Gooding EA, Sharma S, Petty SA, Fouts EA, Palmer CJ, Nolan BE, Volk M. Chem Phys. 2013;422:115–23.
Lai F, Li H. Soft Matter. 2010;6:311–20.
Liao ZX, Hsia CW, Ho YC, Chen HL, Sung HW. Biomaterials. 2013;34:6930–7.
Xiong Y, Jiang W, Shen Y, Li H, Sun C, Ouahab A, Tu J. Biomaterials. 2012;33:7182–93.
Matsusaki M, Yoshida H, Akashi M. Biomaterials. 2007;28:2729–37.
Valliant EM, Romer F, Wang D, McPhail DS, Smith ME, Hanna JV, Jones JR. Acta Biomater. 2013;9:7662–71.
Piepoli T, Mennuni L, Zerbi S, Lanza M, Rovati LC, Caselli G. Osteoarthr Cartil. 2009;17:1076–83.
Salter DM, Millward-Sadler SJ, Nuki G, Wright MO. Clin Orthop Relat Res. 2001;391:S49–60.
Ramage L, Martel MA, Hardingham GE, Salter DM. Osteoarthr Cartil. 2008;16:1576–84.
Tong Z, Chen Y, Liu Y, Tong L, Chu J, Xiao K, Zhou Z, Dong W, Chu X. Mar Drugs. 2017;15:91.
Rathna GVN, Birajdar MS, Bhagwani M, Paul VL. Polym Eng Sci. 2013;53:321–33.
Inbaraj BS, Wang JS, Lub JF, Siao FY, Chen BH. Bioresour Technol. 2009;100:200–7.
Lee YH, Chang JJ, Lai WF, Yang MC, Chien CT. Colloids Surf. B Biointerfaces. 2011;86:409–13.
Suzuki S, Asoh TA, Kikuchi A, Biomed J. Mater Res A. 2013;101:1345–52.
This research was supported by a Chung-Ang University research grant in 2019 and by the Korea Health Technology R&D Project through the Korea Health Industry Development Institute (KHIDI), funded by the Ministry of Health and Welfare, Republic of Korea (grant number: HI15C1744).
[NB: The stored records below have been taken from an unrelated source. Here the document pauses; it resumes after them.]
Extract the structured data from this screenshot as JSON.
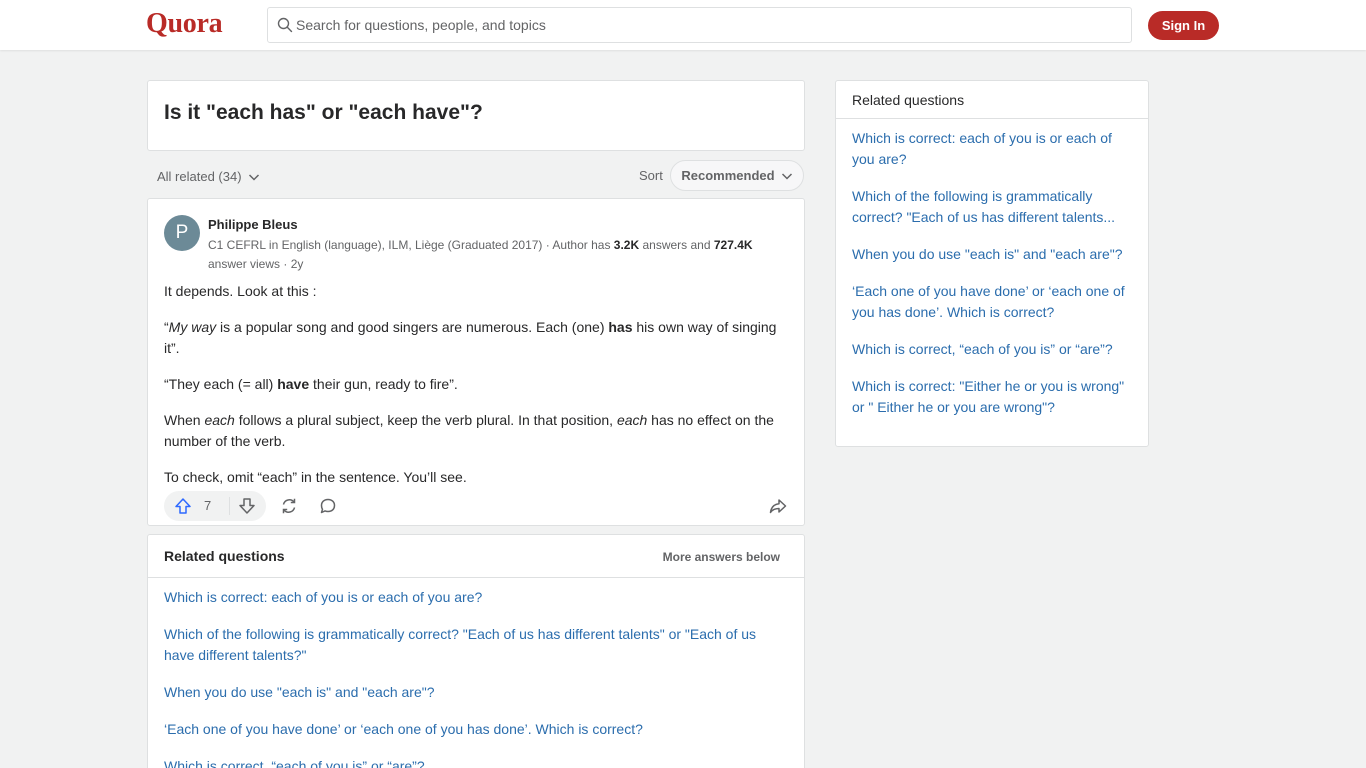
{
  "header": {
    "logo": "Quora",
    "search_placeholder": "Search for questions, people, and topics",
    "signin_label": "Sign In"
  },
  "question": {
    "title": "Is it \"each has\" or \"each have\"?"
  },
  "filters": {
    "all_related": "All related (34)",
    "sort_label": "Sort",
    "sort_value": "Recommended"
  },
  "answer": {
    "avatar_letter": "P",
    "author": "Philippe Bleus",
    "cred_prefix": "C1 CEFRL in English (language), ILM, Liège (Graduated 2017) · Author has ",
    "answers_count": "3.2K",
    "cred_mid": " answers and ",
    "views_count": "727.4K",
    "cred_suffix": " answer views · 2y",
    "p1": "It depends. Look at this :",
    "p2_open": "“",
    "p2_italic": "My way",
    "p2_a": " is a popular song and good singers are numerous. Each (one) ",
    "p2_bold": "has",
    "p2_b": " his own way of singing it”.",
    "p3_a": "“They each (= all) ",
    "p3_bold": "have",
    "p3_b": " their gun, ready to fire”.",
    "p4_a": "When ",
    "p4_i1": "each",
    "p4_b": " follows a plural subject, keep the verb plural. In that position, ",
    "p4_i2": "each",
    "p4_c": " has no effect on the number of the verb.",
    "p5": "To check, omit “each” in the sentence. You’ll see.",
    "upvotes": "7"
  },
  "related_main": {
    "title": "Related questions",
    "more": "More answers below",
    "items": [
      "Which is correct: each of you is or each of you are?",
      "Which of the following is grammatically correct? \"Each of us has different talents\" or \"Each of us have different talents?\"",
      "When you do use \"each is\" and \"each are\"?",
      "‘Each one of you have done’ or ‘each one of you has done’. Which is correct?",
      "Which is correct, “each of you is” or “are”?"
    ]
  },
  "sidebar": {
    "title": "Related questions",
    "items": [
      "Which is correct: each of you is or each of you are?",
      "Which of the following is grammatically correct? \"Each of us has different talents...",
      "When you do use \"each is\" and \"each are\"?",
      "‘Each one of you have done’ or ‘each one of you has done’. Which is correct?",
      "Which is correct, “each of you is” or “are”?",
      "Which is correct: \"Either he or you is wrong\" or \" Either he or you are wrong\"?"
    ]
  },
  "colors": {
    "brand": "#b92b27",
    "link": "#2b6dad",
    "upvote": "#2e69ff"
  }
}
Ethics approval and consent to participate
Consent for publication
The authors declare that they have no competing interests.
Springer Nature remains neutral with regard to jurisdictional claims in published maps and institutional affiliations.
About this article
Cite this article
Birajdar, M.S., Joo, H., Koh, WG. et al. Natural bio-based monomers for biomedical applications: a review. Biomater Res 25, 8 (2021). https://doi.org/10.1186/s40824-021-00208-8